If there was any doubt about the future of SOTA's Street Fighter line, Series 4 seems to have put that to rest. The set is selling out fast everywhere, and it's really not hard to see why: when S4 started showing up, there was a discussion about the figures on our message board, and everyone agreed that out of the five-figure line, there were only two "must haves." If that's the case, why is the line selling so briskly?
Because nobody agreed on which two those were.
You don't need to have every figure in a series
appeal to everyone, as long as every figure in the series appeals to someone. SOTA knows that, and is marketing their SF line accordingly. There are really only three of the major characters that we haven't gotten yet, and one of those is in Series 5. That spacing keeps the line alive long enough that we get the obscure and less-popular characters that any other company would have overlooked. Characters like Ibuki.
Ibuki is a typical Japanese schoolgirl, with a twist. She is also a member of the secret Shinobi School of Ninjitsu. While she would rather just be a normal girl, she is also painfully aware of her great heritage and strives to be a great ninja warrior to please her teachers. As a final test of her abilities, Ibuki has entered the Street Fighter tournament. By facing the fiercest warriors in the world, she will complete her training as a ninja, and be able to pursue her dream of a normal life with her friends.

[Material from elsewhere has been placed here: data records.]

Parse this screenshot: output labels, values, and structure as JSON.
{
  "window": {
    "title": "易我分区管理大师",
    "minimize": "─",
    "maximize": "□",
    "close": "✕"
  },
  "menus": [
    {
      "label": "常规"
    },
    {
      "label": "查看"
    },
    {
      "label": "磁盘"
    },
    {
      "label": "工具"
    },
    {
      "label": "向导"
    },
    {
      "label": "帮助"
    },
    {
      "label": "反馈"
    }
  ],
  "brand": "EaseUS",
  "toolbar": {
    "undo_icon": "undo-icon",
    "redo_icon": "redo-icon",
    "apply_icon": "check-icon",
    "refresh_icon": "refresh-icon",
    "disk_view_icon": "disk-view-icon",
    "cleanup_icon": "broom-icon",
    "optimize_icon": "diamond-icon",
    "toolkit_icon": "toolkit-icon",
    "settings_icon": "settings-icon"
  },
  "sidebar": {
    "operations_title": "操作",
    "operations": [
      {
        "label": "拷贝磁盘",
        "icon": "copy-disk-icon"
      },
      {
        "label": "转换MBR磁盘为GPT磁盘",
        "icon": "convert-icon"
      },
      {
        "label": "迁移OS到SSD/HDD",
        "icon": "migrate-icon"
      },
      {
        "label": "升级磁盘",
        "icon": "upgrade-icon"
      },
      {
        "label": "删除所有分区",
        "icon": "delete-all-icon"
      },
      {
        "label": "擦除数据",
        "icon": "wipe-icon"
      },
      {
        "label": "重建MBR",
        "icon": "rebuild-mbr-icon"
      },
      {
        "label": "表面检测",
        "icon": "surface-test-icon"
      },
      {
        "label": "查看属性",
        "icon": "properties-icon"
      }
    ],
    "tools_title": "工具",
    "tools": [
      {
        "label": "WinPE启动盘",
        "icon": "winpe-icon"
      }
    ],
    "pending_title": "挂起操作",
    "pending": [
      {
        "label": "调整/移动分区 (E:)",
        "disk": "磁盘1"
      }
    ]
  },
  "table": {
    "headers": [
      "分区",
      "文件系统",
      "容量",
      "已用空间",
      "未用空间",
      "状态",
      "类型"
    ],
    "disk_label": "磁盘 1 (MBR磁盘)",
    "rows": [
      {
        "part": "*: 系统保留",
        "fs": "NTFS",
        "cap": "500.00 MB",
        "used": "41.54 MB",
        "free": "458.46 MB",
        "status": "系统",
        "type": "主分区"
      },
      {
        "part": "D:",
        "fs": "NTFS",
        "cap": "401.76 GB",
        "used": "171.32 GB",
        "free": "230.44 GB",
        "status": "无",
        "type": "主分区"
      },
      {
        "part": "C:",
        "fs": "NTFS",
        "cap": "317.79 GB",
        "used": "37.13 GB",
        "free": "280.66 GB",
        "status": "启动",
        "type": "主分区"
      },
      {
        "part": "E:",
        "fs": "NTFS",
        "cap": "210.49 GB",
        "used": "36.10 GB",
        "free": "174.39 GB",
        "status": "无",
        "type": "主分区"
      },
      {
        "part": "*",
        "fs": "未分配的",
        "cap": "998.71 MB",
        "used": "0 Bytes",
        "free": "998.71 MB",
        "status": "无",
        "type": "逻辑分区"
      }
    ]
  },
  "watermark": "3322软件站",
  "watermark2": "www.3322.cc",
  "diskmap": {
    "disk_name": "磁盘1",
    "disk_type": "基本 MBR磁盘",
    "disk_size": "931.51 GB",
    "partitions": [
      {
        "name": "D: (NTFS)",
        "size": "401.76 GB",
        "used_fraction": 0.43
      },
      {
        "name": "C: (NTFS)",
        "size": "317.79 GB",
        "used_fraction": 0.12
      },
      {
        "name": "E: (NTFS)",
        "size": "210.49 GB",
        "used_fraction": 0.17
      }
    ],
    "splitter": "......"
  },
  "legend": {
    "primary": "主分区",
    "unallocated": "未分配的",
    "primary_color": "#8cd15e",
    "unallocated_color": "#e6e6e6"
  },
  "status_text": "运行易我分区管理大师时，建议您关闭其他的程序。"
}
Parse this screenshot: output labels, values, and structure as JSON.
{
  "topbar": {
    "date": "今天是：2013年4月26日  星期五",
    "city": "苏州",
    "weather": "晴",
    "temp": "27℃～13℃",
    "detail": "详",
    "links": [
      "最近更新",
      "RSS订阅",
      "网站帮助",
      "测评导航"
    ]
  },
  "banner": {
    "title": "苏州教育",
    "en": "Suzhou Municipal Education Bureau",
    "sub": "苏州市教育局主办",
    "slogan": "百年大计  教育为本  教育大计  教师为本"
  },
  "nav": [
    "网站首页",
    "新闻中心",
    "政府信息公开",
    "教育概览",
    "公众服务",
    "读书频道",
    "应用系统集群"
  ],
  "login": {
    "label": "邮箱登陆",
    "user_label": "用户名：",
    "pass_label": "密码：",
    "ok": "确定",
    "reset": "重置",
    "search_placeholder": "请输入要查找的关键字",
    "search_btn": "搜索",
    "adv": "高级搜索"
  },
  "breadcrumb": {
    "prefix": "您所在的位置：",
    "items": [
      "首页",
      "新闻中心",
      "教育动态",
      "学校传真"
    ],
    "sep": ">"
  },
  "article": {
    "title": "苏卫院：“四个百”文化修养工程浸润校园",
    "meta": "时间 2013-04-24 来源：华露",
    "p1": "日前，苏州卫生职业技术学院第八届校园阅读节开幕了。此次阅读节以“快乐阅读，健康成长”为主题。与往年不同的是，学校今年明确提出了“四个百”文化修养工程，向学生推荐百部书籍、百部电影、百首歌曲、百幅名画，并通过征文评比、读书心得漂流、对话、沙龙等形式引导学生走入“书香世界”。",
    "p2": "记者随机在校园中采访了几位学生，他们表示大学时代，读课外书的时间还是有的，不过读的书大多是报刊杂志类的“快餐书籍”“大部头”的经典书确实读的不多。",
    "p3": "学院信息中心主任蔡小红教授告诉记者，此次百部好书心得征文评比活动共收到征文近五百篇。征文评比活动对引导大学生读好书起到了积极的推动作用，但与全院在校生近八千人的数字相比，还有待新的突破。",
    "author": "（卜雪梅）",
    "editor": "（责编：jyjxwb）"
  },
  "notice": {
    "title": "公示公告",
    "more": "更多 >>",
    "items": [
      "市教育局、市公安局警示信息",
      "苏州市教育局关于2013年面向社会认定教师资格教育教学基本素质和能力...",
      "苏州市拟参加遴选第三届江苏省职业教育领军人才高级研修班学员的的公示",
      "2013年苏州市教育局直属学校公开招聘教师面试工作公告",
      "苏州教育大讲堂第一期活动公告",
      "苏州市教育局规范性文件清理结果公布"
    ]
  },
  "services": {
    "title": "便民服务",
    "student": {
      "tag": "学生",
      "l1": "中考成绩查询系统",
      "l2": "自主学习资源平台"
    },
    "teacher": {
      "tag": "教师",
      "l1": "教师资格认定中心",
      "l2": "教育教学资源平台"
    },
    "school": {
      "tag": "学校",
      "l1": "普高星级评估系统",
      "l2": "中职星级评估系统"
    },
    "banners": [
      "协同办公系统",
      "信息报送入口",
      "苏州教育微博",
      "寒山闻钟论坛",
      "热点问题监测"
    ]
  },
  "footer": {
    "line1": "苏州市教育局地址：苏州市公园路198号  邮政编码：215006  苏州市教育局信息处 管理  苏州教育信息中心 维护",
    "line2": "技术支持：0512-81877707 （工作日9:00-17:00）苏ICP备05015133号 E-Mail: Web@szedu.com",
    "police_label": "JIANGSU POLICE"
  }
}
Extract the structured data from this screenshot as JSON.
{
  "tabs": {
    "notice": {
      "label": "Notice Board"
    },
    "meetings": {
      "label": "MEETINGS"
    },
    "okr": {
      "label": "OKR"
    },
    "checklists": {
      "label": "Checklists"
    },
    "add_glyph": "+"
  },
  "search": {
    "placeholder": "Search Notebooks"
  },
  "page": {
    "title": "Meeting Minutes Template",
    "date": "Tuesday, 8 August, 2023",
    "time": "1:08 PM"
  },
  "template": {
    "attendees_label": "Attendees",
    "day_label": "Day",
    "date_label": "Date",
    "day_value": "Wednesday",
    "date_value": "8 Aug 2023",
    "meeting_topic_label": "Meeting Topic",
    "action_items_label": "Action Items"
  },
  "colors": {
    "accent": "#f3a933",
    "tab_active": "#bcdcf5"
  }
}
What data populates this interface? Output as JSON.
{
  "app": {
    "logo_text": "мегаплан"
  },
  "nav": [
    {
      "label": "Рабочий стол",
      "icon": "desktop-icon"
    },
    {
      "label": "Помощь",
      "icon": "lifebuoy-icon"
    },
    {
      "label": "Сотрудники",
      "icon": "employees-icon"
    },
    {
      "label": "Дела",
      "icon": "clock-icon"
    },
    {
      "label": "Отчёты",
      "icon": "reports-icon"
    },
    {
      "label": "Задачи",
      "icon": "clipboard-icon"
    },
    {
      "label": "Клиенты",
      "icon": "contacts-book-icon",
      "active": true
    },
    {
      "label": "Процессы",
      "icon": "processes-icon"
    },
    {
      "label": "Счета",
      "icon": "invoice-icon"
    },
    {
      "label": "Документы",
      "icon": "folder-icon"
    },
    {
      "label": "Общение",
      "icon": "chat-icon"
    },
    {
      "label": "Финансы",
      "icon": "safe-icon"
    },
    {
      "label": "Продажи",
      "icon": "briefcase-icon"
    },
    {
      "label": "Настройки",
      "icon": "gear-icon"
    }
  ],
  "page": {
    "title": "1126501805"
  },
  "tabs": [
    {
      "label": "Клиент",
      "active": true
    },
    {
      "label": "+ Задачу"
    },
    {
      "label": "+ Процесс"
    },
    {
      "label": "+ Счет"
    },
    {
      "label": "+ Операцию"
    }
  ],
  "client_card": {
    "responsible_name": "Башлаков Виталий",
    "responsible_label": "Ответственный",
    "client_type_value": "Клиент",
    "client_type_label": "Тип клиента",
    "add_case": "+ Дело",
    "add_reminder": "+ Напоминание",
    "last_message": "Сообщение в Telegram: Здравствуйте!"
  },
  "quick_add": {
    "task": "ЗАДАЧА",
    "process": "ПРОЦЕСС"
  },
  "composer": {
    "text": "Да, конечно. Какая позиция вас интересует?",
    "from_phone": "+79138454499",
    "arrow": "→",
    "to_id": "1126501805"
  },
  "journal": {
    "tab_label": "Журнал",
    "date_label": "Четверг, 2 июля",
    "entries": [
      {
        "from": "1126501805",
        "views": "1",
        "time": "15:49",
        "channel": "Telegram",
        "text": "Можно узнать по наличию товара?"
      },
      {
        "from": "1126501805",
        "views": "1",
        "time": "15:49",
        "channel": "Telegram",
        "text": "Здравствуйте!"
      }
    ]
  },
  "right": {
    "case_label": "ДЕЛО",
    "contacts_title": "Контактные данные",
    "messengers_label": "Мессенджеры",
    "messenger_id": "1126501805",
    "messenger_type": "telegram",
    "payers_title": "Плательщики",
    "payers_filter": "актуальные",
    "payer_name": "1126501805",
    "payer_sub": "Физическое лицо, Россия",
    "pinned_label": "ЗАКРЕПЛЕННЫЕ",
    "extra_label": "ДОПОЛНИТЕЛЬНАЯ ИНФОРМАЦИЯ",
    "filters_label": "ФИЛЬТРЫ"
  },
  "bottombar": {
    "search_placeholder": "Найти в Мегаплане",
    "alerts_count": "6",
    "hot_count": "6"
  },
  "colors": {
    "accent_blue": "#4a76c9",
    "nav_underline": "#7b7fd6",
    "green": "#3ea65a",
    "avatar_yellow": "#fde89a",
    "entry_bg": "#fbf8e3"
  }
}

You know, most Japanese kids just go to cram school in the afternoon - Ibuki goes to ninja class. Beats the hell out of soccer, that's for damn sure.
Ibuki's ninja uniform is definitely weird - the shirt is normal enough, save for the torn-off sleeves, but she's done something strange to her pants. The front and back are tucked into her belt normally, but the sides hang halfway down to her knees. The hell? She's barefoot, but has wraps from the arch of her foot to the middle of her shins. The uniform (on the standard figure, at least - as usual, there are about a dozen color variants) is khaki, with darker accents.
The paint is mostly handled well, but there are a few spots where the muted brown of the clothes falls onto the pink skin. It's not a sloppy edge or anything, it just looks like over-spray. It's most obvious on her thighs and the patch of skin between her pants and her leg wraps, but even at its worst it's not something that should keep you away from this figure.
Articulation is good on all the Street Fighter figures, and Ibuki's no exception.
Ninja-girl's rocking 32 joints: toes, mid-foot, ankle, shin, double knees, balljointed hips, waist, chest, hands, wrists, double elbows, biceps, balljointed shoulders and a double-balljointed neck. The sculpt actually hides a few of the joints, like the ones in her feet, which line up exactly with the ragged edges of her bandages. You can't actually get her head back very much, so she's constantly looking down, unless you're willing to throw her shoulders way back. Her crazy hair is soft rubber, so it won't snap off or put someone's eye out. The sculpt of her pants is broken by her balljointed hips, which is kind of disappointing, though I can't imagine how good the movement could have been if they'd been sculpted on there.
Ibuki has three pairs of hands -
a set of fists, a set designed to hold things and a set in a martial arts pose. The only thing she's got to hold is a dagger, perfect for flinging at enemies. Unlike a lot of the SF figs, she doesn't have a second head, though you'll still be removing it from time to time. The mask that covers her lower face is a separate piece, and a second version of it allows you to have the mask pulled down to reveal her mouth and nose. Of course, that also reveals a pretty major mold artifact right on her jaw. Oops. Better pull that thing back up, Ibuki.
Her final accessory is her pet tanuki, Don. The tanuki is a real animal, a racoon dog
(Nyctereutes procyonoides), but also features prominently in Japanese folklore, where they're tricksters and shapeshifters. Remember in Super Mario Brothers 3, when you'd turn into the teddy bear that could fly and turn into a statue? That was the Tanooki Suit, a reference that made a lot more sense in Japan than it did in the US. Neither Mario nor Don have the folkloric tanuki's most prominent attribute, though - the massive beanbag. You know, the coinpurse. Manberries? The hanging brain! Tanukis have huge ones, just as sure as reindeer can fly. They swing back and forth, even when no wind is blowing. Don is just over 2" tall and painted beautifully, with at least three different shades of brown. No articulation, but his fur is sculpted well.
There's a lot of fan speculation that Ibuki may be the daughter of Geki, the NPC ninja from the original, forgettable Street Fighter. Why do the fans speculate this? Because they're both ninjas, duh. By that flawless logic, Roger Ebert's my daddy. To their credit, Capcom hasn't endorsed this nutjob theory. Now, to be fair, they haven't done anything to discredit the idea, either, and Geki does sometimes make an appearance in Ibuki's stage when she's victorious. Whatever her origins, this little ninja is a decent toy. Though there are a few problems with her, none of them should be enough to scare you away.
What is with those pants? Tell us on our message board, The Loafing Lounge.